"Live by your own personal compass and speak honestly and openly. If you do that, you'll be fine." That was the simple advice offered by Herb Allison at this year's Graduate School of Business commencement ceremony on Saturday. Allison, who received his MBA from Stanford in 1971 and most recently headed the nation's $700 billion Troubled Asset Relief Program in 2009, stressed that what matters most is not particular career goals, such as building the next great tech company or leading a not-for-profit, but the code of conduct that one lives by. The afternoon ceremony honored 386 students who received MBA degrees, 18 PhDs, 59 who earned the Sloan Master of Science degree, and 6 Master of Arts in Business Research degrees.
"Do you have the courage of conscience – the courage to resist pressures, however great or subtle, to ignore the inconvenient commands of your conscience?" That's the question George Fisher, co-director of Stanford Law School's Criminal Prosecution Clinic, asked the Law School's graduating class Saturday. Fisher urged students to prepare for those pressures and find the courage of their consciences. His delivered his address to more than 1,500 family members and friends at Stanford Law School's graduation ceremony, which included 193 candidates for the degree of Doctor of Jurisprudence, 51 for Master of Laws degrees, 12 for degrees in Master of the Science of Law, four for Doctor of the Science of Law degrees, and two for the degree of Master of Legal Studies.
Dean Philip Pizzo MD, chats with commencement speaker Elizabeth Blackburn, PhD, after the ceremonies.

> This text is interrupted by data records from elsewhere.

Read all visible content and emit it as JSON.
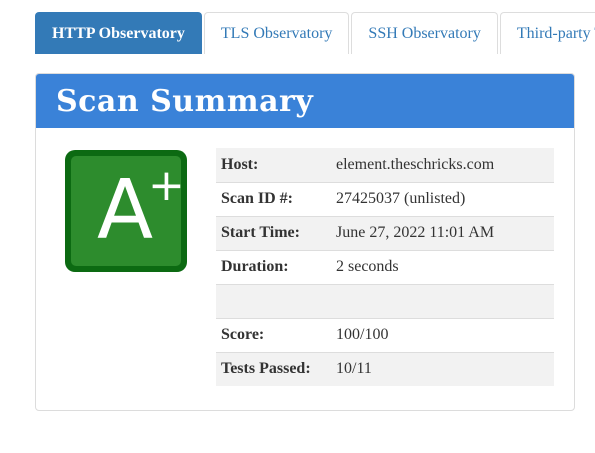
{
  "tabs": [
    {
      "label": "HTTP Observatory",
      "active": true
    },
    {
      "label": "TLS Observatory",
      "active": false
    },
    {
      "label": "SSH Observatory",
      "active": false
    },
    {
      "label": "Third-party Tests",
      "active": false
    }
  ],
  "panel": {
    "title": "Scan Summary",
    "heading_color": "#3a82d8"
  },
  "grade": {
    "letter": "A",
    "modifier": "+",
    "color": "#2d8c2d"
  },
  "summary": {
    "rows": [
      {
        "label": "Host:",
        "value": "element.theschricks.com"
      },
      {
        "label": "Scan ID #:",
        "value": "27425037 (unlisted)"
      },
      {
        "label": "Start Time:",
        "value": "June 27, 2022 11:01 AM"
      },
      {
        "label": "Duration:",
        "value": "2 seconds"
      },
      {
        "label": "",
        "value": ""
      },
      {
        "label": "Score:",
        "value": "100/100"
      },
      {
        "label": "Tests Passed:",
        "value": "10/11"
      }
    ]
  }
}
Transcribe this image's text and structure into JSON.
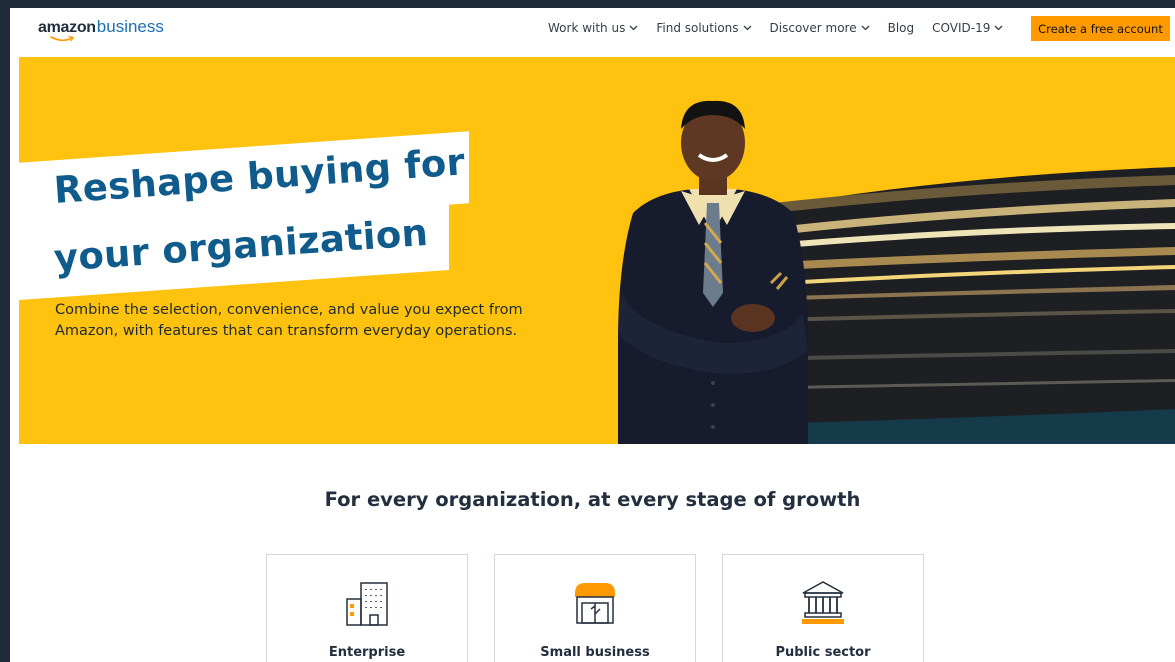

Be fearless explorers, unafraid to go where no man or woman has gone before. Even if it means years spent studying obscure, single-celled creatures living in gunky water. Don’t be afraid to break down new barriers and uncover new worlds in unexpected places. This was the message to the School of Medicine’s 2011 graduating class from commencement speaker Elizabeth Blackburn, PhD, a Nobel-prize winning scientist who spent years exploring the molecular workings of creatures in pond scum. Years of intense study of tiny creatures called Tetrahymena led to her groundbreaking discoveries that continue to provide insight into the mechanisms of disease processes and hopes for new therapies in the fight against cancer. This year's graduating class includes 38 master's of science degrees, 90 PhDs and 96 MDs.